Reading RNS this morning I noticed an article talking about how the Catholic church is trying to 'soften' its approach to gays and the gay marriage issue. The author also talked about something we all know is here as well: a growing shift in public opinion. Often it is the pressure from the general population that forces change more than anything else, at least in the political realm. The president understands this well and has used the 'court of public opinion' to his advantage many times in battles with congress.
Yet the question on my mind is not whether gay marriage will be legal one day in all the states of the union. Like many I see this as inevitable. My question is also not how the church should respond. Those denominations that have capitulated on this issue did so long ago. Many conservative churches will remain opposed, although how they express that opposition may be a debated issue for the future. An article on Richochet noted that a key issue facing the church is whether our contrary views will be afforded the equal protection of free speech, or whether the church will be legally penalized for its opposition and refusal to perform gay marriages. I pray that this larger issue remains within the realm of the states and does not become a federal mandate. However, tax exempt status remains an Achilles heel for the church with regard to federal law. This, rightly observed, could disappear as a penalty for non-compliance. Now such rhetoric may seem 'over the top' for some who feel that in the end its all about 'live and let live.' That may be. Yet legal rights are often seen as constitutionally defined 'inalienable rights,' like "life, liberty and the pursuit of happiness," rights vague enough to elude definition and allow a host of others to be included. When the issue of collective bargaining was being debated hotly here at the Wisconsin capital, I remember well how these privileges were debated as inherent "rights" and not allowances.

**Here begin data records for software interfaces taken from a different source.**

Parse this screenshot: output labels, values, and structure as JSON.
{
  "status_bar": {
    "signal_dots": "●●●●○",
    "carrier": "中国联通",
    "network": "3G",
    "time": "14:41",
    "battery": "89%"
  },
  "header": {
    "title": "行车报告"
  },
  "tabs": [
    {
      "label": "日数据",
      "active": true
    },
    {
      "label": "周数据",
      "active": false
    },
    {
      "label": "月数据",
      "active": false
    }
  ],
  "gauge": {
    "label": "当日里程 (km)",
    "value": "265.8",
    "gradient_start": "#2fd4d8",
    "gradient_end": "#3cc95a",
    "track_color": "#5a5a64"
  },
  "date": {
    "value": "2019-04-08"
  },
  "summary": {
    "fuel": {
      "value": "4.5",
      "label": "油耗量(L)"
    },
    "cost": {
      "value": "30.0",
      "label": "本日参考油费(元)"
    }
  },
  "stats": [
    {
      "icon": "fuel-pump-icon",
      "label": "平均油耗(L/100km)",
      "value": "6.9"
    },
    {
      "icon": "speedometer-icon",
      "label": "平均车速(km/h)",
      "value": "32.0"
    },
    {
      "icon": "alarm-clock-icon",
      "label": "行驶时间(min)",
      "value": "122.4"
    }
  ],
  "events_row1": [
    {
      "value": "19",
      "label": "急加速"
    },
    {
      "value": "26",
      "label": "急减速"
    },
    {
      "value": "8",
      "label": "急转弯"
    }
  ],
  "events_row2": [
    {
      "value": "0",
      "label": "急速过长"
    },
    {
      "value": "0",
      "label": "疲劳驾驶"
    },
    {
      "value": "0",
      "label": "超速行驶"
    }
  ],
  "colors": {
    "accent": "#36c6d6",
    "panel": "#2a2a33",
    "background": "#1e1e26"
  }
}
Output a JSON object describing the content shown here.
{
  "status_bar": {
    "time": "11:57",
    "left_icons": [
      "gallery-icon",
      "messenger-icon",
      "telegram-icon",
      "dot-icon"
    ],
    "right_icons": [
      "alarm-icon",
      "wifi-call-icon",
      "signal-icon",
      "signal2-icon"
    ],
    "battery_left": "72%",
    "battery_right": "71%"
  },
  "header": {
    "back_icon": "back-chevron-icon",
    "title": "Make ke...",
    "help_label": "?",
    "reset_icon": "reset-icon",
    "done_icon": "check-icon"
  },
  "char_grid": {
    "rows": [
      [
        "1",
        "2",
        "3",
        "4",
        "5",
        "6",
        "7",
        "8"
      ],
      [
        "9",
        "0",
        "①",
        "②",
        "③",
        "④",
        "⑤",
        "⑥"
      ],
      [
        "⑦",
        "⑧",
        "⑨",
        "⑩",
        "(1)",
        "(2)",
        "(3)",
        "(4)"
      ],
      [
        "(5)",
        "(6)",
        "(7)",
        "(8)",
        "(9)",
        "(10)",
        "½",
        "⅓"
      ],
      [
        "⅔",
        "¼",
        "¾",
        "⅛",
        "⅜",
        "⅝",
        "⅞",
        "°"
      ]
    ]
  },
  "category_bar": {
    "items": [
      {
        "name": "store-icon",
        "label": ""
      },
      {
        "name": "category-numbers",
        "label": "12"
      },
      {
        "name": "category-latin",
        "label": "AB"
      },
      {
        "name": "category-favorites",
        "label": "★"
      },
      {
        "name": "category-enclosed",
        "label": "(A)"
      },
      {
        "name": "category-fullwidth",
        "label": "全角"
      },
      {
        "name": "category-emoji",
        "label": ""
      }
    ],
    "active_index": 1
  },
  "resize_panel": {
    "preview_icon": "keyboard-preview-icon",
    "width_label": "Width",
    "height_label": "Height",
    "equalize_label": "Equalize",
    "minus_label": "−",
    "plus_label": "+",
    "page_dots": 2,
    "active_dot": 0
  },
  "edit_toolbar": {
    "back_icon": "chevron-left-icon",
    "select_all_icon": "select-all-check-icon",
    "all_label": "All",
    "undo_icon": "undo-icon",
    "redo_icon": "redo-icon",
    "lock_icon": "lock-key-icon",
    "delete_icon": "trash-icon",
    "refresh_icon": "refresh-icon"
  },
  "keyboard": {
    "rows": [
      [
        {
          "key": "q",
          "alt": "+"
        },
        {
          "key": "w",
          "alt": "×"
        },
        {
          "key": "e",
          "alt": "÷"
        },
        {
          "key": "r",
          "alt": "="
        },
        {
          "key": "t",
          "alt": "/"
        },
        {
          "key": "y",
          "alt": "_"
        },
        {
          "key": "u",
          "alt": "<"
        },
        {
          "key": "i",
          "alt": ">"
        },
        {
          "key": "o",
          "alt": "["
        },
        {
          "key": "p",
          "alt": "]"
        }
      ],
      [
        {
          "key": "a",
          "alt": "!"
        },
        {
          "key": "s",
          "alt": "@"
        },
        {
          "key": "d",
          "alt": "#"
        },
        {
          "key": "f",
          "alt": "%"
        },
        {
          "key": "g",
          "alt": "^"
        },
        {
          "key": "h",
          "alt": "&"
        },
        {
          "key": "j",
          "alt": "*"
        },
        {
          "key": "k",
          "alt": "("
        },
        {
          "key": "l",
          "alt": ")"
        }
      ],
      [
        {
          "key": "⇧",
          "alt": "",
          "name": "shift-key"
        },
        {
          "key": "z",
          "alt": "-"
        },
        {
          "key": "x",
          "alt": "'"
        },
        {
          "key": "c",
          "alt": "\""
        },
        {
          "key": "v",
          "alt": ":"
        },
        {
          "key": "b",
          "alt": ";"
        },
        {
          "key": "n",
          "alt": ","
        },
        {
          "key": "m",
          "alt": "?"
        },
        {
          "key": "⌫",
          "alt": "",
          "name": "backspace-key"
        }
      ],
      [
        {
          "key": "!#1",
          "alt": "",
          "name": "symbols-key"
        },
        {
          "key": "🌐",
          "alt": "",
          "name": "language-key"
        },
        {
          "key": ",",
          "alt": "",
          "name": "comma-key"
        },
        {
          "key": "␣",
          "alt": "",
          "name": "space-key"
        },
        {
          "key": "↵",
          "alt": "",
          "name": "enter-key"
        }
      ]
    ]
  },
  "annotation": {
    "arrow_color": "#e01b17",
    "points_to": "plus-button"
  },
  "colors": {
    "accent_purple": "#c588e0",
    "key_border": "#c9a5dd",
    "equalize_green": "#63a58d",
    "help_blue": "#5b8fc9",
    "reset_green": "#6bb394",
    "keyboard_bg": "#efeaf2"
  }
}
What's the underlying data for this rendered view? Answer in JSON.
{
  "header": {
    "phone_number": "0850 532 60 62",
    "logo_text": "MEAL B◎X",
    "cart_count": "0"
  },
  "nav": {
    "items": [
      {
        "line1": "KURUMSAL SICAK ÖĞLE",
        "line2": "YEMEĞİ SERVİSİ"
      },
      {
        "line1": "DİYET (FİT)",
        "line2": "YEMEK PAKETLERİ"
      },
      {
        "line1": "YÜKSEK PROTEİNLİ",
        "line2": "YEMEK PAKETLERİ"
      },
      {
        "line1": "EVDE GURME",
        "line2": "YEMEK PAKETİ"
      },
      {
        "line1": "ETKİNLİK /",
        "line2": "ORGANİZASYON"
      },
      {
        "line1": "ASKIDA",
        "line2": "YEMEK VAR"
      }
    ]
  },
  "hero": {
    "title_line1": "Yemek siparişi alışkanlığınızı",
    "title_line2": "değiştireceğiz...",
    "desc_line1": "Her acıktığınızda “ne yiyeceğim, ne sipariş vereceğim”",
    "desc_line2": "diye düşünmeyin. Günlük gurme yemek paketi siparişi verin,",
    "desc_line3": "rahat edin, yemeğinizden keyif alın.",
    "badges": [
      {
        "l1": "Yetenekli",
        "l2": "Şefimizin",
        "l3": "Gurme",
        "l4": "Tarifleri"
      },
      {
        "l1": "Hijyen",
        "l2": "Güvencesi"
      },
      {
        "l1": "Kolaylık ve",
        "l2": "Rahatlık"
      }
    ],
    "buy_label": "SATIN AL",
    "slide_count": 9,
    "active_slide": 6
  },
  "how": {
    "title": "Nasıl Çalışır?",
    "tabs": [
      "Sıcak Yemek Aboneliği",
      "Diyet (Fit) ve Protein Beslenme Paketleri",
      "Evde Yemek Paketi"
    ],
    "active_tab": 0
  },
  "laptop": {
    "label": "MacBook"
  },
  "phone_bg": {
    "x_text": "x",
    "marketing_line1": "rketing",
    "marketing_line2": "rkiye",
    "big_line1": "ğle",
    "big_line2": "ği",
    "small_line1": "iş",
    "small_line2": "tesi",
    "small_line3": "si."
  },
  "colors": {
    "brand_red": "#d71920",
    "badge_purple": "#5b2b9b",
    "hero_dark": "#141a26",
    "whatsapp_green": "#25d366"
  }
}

The impact from today's discussions may seem years away, but as the Supreme Court now discusses it we are reminded that tomorrow is today. Coupled with the tide of public opinion the future now presents a far different picture, one we can't entirely bring into focus, but one that is vastly different than the one our forefathers envisioned. The Church should understand that Jesus himself reminded us that confessing the truth brings suffering and alienation. It happened to the early Christians as they faced the twin fronts of Rome and the Jewish opposition. Yet like our predecessors in the faith we must learn to bear our cross in love. Hate and anger will never proclaim the Gospel. May the Lord therefore make of his people one that embodies the care and mercy of God, while keeping us faithful to his Word.